Molto agitato

Classical byDermot Clinch

Last year EMI released a recording by a musician it described as "arguably the greatest pianist in the world". The disc was "destined to become one of the greatest albums ever" and the record company's hype seemed, at the time, a good joke. On the evidence of a concert in London last week, EMI was underselling its artist criminally.

The same pianist played in Paris a fortnight ago and was greeted by the eminent music critic of Le Monde with a puff of stupefaction, an urbane shrug and a string of adjectives as long as the longest tier of an espaliered pear tree in the Jardin du Luxembourg (the same journalist being fortunate enough to hold the paper's occasional arboricultural brief). The impression of the recital, wrote Alain Lompech, was miraculous, marvellous, vibrant, stirring, dazzling. The actual playing he would, of course, forbear from describing. The pianist stood in no need of introduction from him: "On ne presente pas Martha Argerich."

In her mid-fifties a veteran of all manner of hyperbole, wearing a black Japanese silk dress, twisting her long black hair over her left shoulder as she prepared to set fingers to keyboard, the Argentinian pianist played Chopin's Piano Concerto in E Minor at the Barbican Centre. In the aftermath of such a performance what, indeed, can be said? That one retains a sense of raw activity and pure energy? That the entire concerto first movement, 20 minutes long, seemed a single fierce musical exhalation, propelled by one impulse? That the continuous agitation of the fingers seems, in retrospect, a mechanical impossibility?

Lompech remarked that hearing Argerich is as close as one gets these days to seeing Maria Callas, a performer whose very faults were virtues. But with Argerich there is no sense, as there may have been with Callas, of a performer living on the edge of failure.
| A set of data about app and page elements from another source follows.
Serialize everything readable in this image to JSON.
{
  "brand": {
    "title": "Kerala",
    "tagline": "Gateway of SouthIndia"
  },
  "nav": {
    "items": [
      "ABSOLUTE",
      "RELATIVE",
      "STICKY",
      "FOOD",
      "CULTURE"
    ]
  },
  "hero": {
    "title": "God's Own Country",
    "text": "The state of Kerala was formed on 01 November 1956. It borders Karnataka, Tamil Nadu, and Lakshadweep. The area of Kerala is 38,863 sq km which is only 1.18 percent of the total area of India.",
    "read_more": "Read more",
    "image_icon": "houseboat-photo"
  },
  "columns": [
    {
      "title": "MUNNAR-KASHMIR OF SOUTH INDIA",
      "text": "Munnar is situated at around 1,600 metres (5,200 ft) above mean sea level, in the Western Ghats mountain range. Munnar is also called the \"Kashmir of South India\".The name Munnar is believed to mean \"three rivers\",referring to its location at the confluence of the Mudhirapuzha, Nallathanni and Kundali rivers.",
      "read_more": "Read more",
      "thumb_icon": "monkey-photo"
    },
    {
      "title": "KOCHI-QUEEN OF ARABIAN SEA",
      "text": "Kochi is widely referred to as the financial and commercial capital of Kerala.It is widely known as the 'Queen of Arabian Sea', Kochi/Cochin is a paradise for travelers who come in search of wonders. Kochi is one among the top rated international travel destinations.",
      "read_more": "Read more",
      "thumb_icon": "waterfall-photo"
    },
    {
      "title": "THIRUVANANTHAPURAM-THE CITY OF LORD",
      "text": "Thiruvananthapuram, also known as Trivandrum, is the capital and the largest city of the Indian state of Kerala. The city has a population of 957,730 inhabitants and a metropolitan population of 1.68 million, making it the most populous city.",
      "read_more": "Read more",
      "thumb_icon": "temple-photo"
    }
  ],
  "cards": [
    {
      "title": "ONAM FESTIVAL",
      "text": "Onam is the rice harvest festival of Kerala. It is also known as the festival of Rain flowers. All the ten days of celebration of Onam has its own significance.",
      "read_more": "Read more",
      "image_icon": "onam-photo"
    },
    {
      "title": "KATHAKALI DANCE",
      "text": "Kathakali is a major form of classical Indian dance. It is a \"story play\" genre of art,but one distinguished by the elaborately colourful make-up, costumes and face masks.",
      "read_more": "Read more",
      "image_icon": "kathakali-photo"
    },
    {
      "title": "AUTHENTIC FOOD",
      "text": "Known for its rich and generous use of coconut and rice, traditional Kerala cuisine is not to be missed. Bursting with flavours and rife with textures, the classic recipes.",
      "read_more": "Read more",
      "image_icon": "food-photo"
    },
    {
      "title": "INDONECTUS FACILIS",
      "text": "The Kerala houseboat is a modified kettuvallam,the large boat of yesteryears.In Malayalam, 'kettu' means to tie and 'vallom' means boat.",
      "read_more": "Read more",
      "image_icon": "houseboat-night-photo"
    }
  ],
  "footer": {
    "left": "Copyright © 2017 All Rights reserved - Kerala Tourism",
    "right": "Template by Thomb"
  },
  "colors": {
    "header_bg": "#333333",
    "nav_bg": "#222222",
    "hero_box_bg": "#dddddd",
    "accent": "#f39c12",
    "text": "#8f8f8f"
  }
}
Technical breakdown seems inconceivable; the danger is rather an authentic musical one - the essential thrill of live music - that the performer might, on a whim, decide on a different performance altogether. It will still be Chopin. It will still be the First Concerto. But it will be Chopin as Martha Argerich wants him tonight, now. She will flip the next bar in any direction she cares.

Was it then surprising to hear such poetic playing? Only to those of us nurtured on an image of Argerich as a performing devil. True, in the concerto's finale she discarded the tempo set by her conductor, Emmanuel Krivine, and decided on a more congenial, faster one for herself. But on her new recording of the Chopin concertos with Charles Dutoit - released on EMI last month - she is obedient, less farouche. The mimicking of the cellos' pizzicato in the finale's central dance is with a pluck, not the pistol-shot snap of last week. The apotheosis of the slow movement's main theme is preceded by a snowfall of piano sonorities, not a windy gust.

At the same time as the concertos, EMI has released a Chopin recital recorded by Argerich in 1965. Suvi Raj Grubb, the producer, remembers the occasion: "I sat up in my chair with a long, drawn-out 'Jee-sus' - the balance engineer said 'Wow!'."

But Deutsche Grammophon had the right to issue the same repertoire before him, and EMI's has never been issued until now. The Argerich of 30 years ago is a technical marvel, a phenomenon, but angry and impetuous, raging into sudden fortissimos, unwilling to catch Chopin in his characteristic, ambivalent act of addressing a room full of people while playing to himself. For the full magic we must turn to the pianist of today.